#### [What you will do]
The records are to be reproduced verbatim.

Items from an interface collection:

********

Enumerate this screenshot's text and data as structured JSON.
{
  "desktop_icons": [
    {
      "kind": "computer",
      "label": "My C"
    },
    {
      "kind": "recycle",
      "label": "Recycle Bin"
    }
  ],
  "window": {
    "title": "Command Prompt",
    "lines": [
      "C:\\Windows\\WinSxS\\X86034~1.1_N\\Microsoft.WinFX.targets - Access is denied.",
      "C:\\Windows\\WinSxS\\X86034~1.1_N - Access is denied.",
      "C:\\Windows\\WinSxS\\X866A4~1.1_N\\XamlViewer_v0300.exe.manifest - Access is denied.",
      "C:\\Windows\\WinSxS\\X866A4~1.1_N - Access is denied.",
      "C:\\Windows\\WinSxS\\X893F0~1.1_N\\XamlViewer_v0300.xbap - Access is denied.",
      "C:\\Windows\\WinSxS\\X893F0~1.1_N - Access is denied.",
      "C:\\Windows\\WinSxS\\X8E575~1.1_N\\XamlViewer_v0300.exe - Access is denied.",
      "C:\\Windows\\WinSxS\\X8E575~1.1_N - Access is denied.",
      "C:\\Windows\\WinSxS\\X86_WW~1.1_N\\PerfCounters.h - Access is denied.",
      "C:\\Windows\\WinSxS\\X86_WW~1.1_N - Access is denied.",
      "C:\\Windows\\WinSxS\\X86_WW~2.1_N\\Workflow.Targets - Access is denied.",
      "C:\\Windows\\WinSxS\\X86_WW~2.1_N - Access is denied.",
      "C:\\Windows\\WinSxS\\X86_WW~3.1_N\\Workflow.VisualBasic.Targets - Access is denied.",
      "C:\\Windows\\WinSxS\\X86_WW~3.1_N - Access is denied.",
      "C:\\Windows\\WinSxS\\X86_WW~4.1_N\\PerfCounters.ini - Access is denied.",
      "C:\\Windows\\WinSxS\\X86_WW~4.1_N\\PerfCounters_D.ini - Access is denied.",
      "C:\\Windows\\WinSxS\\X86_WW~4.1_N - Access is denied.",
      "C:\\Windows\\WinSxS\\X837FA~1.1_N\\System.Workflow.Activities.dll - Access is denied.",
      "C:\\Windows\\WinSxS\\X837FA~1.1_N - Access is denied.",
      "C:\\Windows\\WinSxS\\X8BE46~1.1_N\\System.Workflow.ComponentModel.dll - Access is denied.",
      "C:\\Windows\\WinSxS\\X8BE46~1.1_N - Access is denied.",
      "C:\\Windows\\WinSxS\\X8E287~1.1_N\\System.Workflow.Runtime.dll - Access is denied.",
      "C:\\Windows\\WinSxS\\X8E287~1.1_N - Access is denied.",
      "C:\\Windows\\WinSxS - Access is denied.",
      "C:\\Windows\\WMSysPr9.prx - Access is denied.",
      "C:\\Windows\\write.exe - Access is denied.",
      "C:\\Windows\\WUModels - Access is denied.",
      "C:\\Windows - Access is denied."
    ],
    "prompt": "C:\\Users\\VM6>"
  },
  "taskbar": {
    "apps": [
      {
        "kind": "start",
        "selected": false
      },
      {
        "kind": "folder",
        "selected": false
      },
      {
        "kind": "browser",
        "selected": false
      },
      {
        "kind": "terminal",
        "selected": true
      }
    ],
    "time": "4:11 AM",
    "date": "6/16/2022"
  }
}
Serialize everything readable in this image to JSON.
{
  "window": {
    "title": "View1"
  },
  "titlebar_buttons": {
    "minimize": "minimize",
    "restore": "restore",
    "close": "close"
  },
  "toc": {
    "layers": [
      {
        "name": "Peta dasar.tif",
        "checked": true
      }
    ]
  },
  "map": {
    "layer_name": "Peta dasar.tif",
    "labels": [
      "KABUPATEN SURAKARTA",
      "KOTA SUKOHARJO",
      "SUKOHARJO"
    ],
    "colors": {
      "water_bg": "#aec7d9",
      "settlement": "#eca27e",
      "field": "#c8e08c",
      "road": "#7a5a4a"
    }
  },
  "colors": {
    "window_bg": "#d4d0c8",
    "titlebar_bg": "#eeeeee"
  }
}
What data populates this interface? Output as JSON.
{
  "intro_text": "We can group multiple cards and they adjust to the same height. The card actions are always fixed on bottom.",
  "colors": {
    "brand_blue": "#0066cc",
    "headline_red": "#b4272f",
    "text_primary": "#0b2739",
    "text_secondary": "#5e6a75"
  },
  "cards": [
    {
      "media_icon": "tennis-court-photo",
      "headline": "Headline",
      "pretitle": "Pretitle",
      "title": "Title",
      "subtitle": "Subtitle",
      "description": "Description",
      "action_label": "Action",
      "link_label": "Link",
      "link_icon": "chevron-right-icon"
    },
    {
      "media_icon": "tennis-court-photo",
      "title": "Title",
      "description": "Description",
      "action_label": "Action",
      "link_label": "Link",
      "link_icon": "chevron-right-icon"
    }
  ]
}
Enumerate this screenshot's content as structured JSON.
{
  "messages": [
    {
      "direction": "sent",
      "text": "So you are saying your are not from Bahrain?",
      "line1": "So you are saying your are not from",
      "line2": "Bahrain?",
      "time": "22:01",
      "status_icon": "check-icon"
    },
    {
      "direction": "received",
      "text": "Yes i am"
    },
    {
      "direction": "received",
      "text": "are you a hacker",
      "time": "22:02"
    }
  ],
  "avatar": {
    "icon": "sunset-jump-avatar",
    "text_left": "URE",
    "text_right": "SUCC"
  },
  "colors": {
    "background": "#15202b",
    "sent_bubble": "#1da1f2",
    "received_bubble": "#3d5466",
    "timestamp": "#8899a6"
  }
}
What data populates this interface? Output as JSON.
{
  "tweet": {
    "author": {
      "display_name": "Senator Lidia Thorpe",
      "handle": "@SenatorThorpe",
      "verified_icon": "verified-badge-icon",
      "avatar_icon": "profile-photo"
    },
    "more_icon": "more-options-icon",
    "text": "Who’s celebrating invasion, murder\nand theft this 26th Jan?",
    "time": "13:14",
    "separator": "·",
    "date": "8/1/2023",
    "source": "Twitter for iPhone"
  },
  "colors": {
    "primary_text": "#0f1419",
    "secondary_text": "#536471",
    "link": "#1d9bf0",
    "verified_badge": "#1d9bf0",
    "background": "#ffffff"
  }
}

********

#### [Written answer]
Enumerate this screenshot's text and data as structured JSON.
{
  "desktop_icons": [
    {
      "kind": "computer",
      "label": "My C"
    },
    {
      "kind": "recycle",
      "label": "Recycle Bin"
    }
  ],
  "window": {
    "title": "Command Prompt",
    "lines": [
      "C:\\Windows\\WinSxS\\X86034~1.1_N\\Microsoft.WinFX.targets - Access is denied.",
      "C:\\Windows\\WinSxS\\X86034~1.1_N - Access is denied.",
      "C:\\Windows\\WinSxS\\X866A4~1.1_N\\XamlViewer_v0300.exe.manifest - Access is denied.",
      "C:\\Windows\\WinSxS\\X866A4~1.1_N - Access is denied.",
      "C:\\Windows\\WinSxS\\X893F0~1.1_N\\XamlViewer_v0300.xbap - Access is denied.",
      "C:\\Windows\\WinSxS\\X893F0~1.1_N - Access is denied.",
      "C:\\Windows\\WinSxS\\X8E575~1.1_N\\XamlViewer_v0300.exe - Access is denied.",
      "C:\\Windows\\WinSxS\\X8E575~1.1_N - Access is denied.",
      "C:\\Windows\\WinSxS\\X86_WW~1.1_N\\PerfCounters.h - Access is denied.",
      "C:\\Windows\\WinSxS\\X86_WW~1.1_N - Access is denied.",
      "C:\\Windows\\WinSxS\\X86_WW~2.1_N\\Workflow.Targets - Access is denied.",
      "C:\\Windows\\WinSxS\\X86_WW~2.1_N - Access is denied.",
      "C:\\Windows\\WinSxS\\X86_WW~3.1_N\\Workflow.VisualBasic.Targets - Access is denied.",
      "C:\\Windows\\WinSxS\\X86_WW~3.1_N - Access is denied.",
      "C:\\Windows\\WinSxS\\X86_WW~4.1_N\\PerfCounters.ini - Access is denied.",
      "C:\\Windows\\WinSxS\\X86_WW~4.1_N\\PerfCounters_D.ini - Access is denied.",
      "C:\\Windows\\WinSxS\\X86_WW~4.1_N - Access is denied.",
      "C:\\Windows\\WinSxS\\X837FA~1.1_N\\System.Workflow.Activities.dll - Access is denied.",
      "C:\\Windows\\WinSxS\\X837FA~1.1_N - Access is denied.",
      "C:\\Windows\\WinSxS\\X8BE46~1.1_N\\System.Workflow.ComponentModel.dll - Access is denied.",
      "C:\\Windows\\WinSxS\\X8BE46~1.1_N - Access is denied.",
      "C:\\Windows\\WinSxS\\X8E287~1.1_N\\System.Workflow.Runtime.dll - Access is denied.",
      "C:\\Windows\\WinSxS\\X8E287~1.1_N - Access is denied.",
      "C:\\Windows\\WinSxS - Access is denied.",
      "C:\\Windows\\WMSysPr9.prx - Access is denied.",
      "C:\\Windows\\write.exe - Access is denied.",
      "C:\\Windows\\WUModels - Access is denied.",
      "C:\\Windows - Access is denied."
    ],
    "prompt": "C:\\Users\\VM6>"
  },
  "taskbar": {
    "apps": [
      {
        "kind": "start",
        "selected": false
      },
      {
        "kind": "folder",
        "selected": false
      },
      {
        "kind": "browser",
        "selected": false
      },
      {
        "kind": "terminal",
        "selected": true
      }
    ],
    "time": "4:11 AM",
    "date": "6/16/2022"
  }
}
Serialize everything readable in this image to JSON.
{
  "window": {
    "title": "View1"
  },
  "titlebar_buttons": {
    "minimize": "minimize",
    "restore": "restore",
    "close": "close"
  },
  "toc": {
    "layers": [
      {
        "name": "Peta dasar.tif",
        "checked": true
      }
    ]
  },
  "map": {
    "layer_name": "Peta dasar.tif",
    "labels": [
      "KABUPATEN SURAKARTA",
      "KOTA SUKOHARJO",
      "SUKOHARJO"
    ],
    "colors": {
      "water_bg": "#aec7d9",
      "settlement": "#eca27e",
      "field": "#c8e08c",
      "road": "#7a5a4a"
    }
  },
  "colors": {
    "window_bg": "#d4d0c8",
    "titlebar_bg": "#eeeeee"
  }
}
What data populates this interface? Output as JSON.
{
  "intro_text": "We can group multiple cards and they adjust to the same height. The card actions are always fixed on bottom.",
  "colors": {
    "brand_blue": "#0066cc",
    "headline_red": "#b4272f",
    "text_primary": "#0b2739",
    "text_secondary": "#5e6a75"
  },
  "cards": [
    {
      "media_icon": "tennis-court-photo",
      "headline": "Headline",
      "pretitle": "Pretitle",
      "title": "Title",
      "subtitle": "Subtitle",
      "description": "Description",
      "action_label": "Action",
      "link_label": "Link",
      "link_icon": "chevron-right-icon"
    },
    {
      "media_icon": "tennis-court-photo",
      "title": "Title",
      "description": "Description",
      "action_label": "Action",
      "link_label": "Link",
      "link_icon": "chevron-right-icon"
    }
  ]
}
Enumerate this screenshot's content as structured JSON.
{
  "messages": [
    {
      "direction": "sent",
      "text": "So you are saying your are not from Bahrain?",
      "line1": "So you are saying your are not from",
      "line2": "Bahrain?",
      "time": "22:01",
      "status_icon": "check-icon"
    },
    {
      "direction": "received",
      "text": "Yes i am"
    },
    {
      "direction": "received",
      "text": "are you a hacker",
      "time": "22:02"
    }
  ],
  "avatar": {
    "icon": "sunset-jump-avatar",
    "text_left": "URE",
    "text_right": "SUCC"
  },
  "colors": {
    "background": "#15202b",
    "sent_bubble": "#1da1f2",
    "received_bubble": "#3d5466",
    "timestamp": "#8899a6"
  }
}
What data populates this interface? Output as JSON.
{
  "tweet": {
    "author": {
      "display_name": "Senator Lidia Thorpe",
      "handle": "@SenatorThorpe",
      "verified_icon": "verified-badge-icon",
      "avatar_icon": "profile-photo"
    },
    "more_icon": "more-options-icon",
    "text": "Who’s celebrating invasion, murder\nand theft this 26th Jan?",
    "time": "13:14",
    "separator": "·",
    "date": "8/1/2023",
    "source": "Twitter for iPhone"
  },
  "colors": {
    "primary_text": "#0f1419",
    "secondary_text": "#536471",
    "link": "#1d9bf0",
    "verified_badge": "#1d9bf0",
    "background": "#ffffff"
  }
}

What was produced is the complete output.